_Raw data:_
▼
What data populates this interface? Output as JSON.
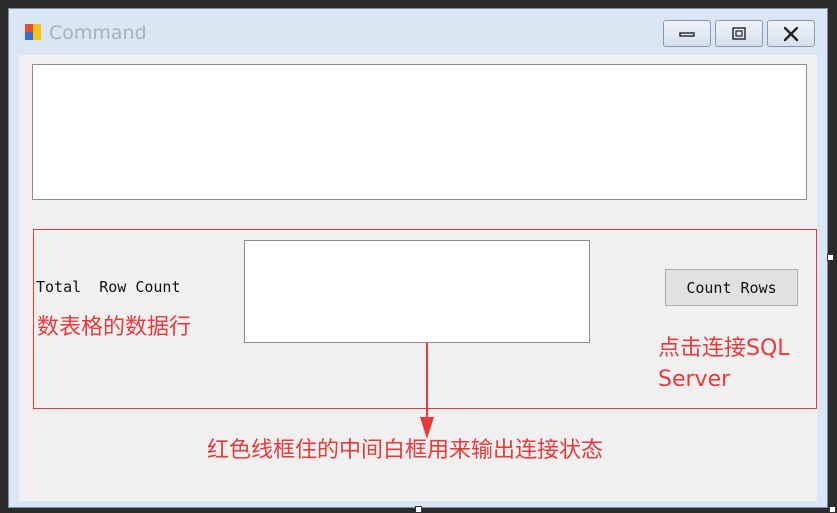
{
  "window": {
    "title": "Command"
  },
  "controls": {
    "total_label": "Total  Row Count",
    "count_button_label": "Count Rows"
  },
  "annotations": {
    "left_note": "数表格的数据行",
    "right_note_line1": "点击连接SQL",
    "right_note_line2": "Server",
    "bottom_note": "红色线框住的中间白框用来输出连接状态"
  },
  "colors": {
    "annotation_red": "#e83a3a",
    "client_bg": "#f0f0f0",
    "frame_bg": "#dbe6f4"
  }
}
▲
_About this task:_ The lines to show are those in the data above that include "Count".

_Solved problem:_
    "total_label": "Total  Row Count",
    "count_button_label": "Count Rows"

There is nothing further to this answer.